In T-Rex Véhicules Inc v 6155235 Canada Inc, the Quebec Court of Appeal has held that although T-Rex Véhicules Inc had a valid trademark right in the design of its T-Rex three-wheel vehicle, there was no likelihood that consumers would be led to believe that the defendants' G-2 vehicles and the T-Rex vehicles came from the same source.

17 October 2008

Quality of counterfeit product is irrelevant, says Court of Appeal

In a case involving fake Nokia mobile phone covers, the Madrid Court of Appeal has held that the accused was guilty of design and trademark infringement in violation of Articles 273(3) and 274(2) of the Criminal Code. Among other things, the court held that the quality of a counterfeit product is irrelevant when analyzing whether use of a trademark or design constitutes a criminal offence.

17 October 2008

Scotch whisky recognized as geographical indication

The Chinese Trademark Office has recognized scotch whisky as a geographical indication by registering it as a collective trademark in China. The Scotch Whisky Association may now enforce its rights over the SCOTCH WHISKY trademark in respect of products that are sold as scotch whisky but are not manufactured in Scotland.

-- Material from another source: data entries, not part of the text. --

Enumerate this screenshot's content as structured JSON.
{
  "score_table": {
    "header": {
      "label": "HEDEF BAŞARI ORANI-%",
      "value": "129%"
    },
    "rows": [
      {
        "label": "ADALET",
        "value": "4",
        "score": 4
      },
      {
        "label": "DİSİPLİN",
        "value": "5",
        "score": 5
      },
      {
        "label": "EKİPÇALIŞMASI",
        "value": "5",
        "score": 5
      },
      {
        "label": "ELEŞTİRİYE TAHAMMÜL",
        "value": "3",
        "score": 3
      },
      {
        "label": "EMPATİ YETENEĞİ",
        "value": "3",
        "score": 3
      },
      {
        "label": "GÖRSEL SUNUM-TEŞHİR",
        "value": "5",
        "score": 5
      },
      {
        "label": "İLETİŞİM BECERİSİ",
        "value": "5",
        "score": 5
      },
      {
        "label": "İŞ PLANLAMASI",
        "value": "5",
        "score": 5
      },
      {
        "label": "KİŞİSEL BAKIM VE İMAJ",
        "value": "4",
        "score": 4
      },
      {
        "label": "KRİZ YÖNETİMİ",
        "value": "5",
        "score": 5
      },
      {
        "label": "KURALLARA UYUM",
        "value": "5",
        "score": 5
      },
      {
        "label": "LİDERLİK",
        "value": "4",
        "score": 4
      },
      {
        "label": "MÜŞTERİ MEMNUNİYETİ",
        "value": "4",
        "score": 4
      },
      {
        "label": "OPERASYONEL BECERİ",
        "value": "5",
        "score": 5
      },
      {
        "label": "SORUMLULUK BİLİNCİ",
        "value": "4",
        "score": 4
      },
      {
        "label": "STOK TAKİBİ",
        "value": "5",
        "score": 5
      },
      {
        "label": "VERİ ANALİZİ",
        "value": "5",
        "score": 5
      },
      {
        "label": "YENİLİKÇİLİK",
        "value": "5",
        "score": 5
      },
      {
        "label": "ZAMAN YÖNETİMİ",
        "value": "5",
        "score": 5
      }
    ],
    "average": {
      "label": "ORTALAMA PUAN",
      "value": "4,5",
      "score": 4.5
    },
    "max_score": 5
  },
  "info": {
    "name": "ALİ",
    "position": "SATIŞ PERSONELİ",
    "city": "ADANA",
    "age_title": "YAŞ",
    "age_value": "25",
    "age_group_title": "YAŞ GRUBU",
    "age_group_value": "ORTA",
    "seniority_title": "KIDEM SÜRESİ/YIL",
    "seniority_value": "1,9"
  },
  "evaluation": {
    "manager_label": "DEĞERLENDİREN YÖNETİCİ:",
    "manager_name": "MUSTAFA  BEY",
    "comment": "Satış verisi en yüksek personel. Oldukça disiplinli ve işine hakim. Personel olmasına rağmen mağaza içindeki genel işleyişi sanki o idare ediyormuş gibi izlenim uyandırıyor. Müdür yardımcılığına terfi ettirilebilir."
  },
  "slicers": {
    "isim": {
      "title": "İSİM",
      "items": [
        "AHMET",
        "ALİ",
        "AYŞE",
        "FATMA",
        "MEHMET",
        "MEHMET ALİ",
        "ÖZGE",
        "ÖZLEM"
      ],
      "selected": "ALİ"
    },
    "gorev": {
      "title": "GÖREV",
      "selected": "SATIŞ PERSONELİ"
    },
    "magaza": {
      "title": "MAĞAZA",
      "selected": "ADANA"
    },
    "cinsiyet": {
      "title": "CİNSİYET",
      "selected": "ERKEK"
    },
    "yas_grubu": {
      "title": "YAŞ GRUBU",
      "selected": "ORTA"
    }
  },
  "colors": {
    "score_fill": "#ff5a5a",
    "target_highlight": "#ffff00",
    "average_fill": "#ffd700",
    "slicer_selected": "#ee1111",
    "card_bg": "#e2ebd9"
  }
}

16 October 2008

Procedure to promote consistent examination announced

The US Patent and Trademark Office has announced a one-year pilot project to promote consistency by providing applicants with a mechanism to bring the inconsistent treatment of applications to the attention of the office. The mechanism is intended to address inconsistent treatment between or among an applicant's own applications.

15 October 2008

SAM EDELMAN is confusingly similar to EDELMAN, says TTAB

In a precedential opinion, the TTAB has affirmed a Section 2(d) refusal to register the mark SAM EDELMAN for goods in Class 18 on the grounds that there was a likelihood of confusion with the registered trademark EDELMAN for Class 18 goods. Among other things, the TTAB held that consumers could view EDELMAN as an abbreviated version of SAM EDELMAN.

14 October 2008

Denial of Section 37 relief affirmed in dispute over COHIBA mark

In the latest instalment of the ongoing battle over the ownership of the COHIBA trademark in the United States, the US Court of Appeals for the Second Circuit has affirmed the district court's denial of a motion filed by the defendants and has laid the groundwork for the case to proceed back to the Trademark Trial and Appeal Board, where the controversy between the parties began in 1997.

14 October 2008

Nike kicks out HIKE from register

The registrar of trademarks has ordered the cancellation of the trademark HIKE for clothing on the grounds that there was a likelihood of confusion with the well-known trademark NIKE. Among other things, the registrar held that the slight visual and aural differences between NIKE and HIKE, as well as the marginal differences in marketing channels, were insufficient to avoid a likelihood of confusion.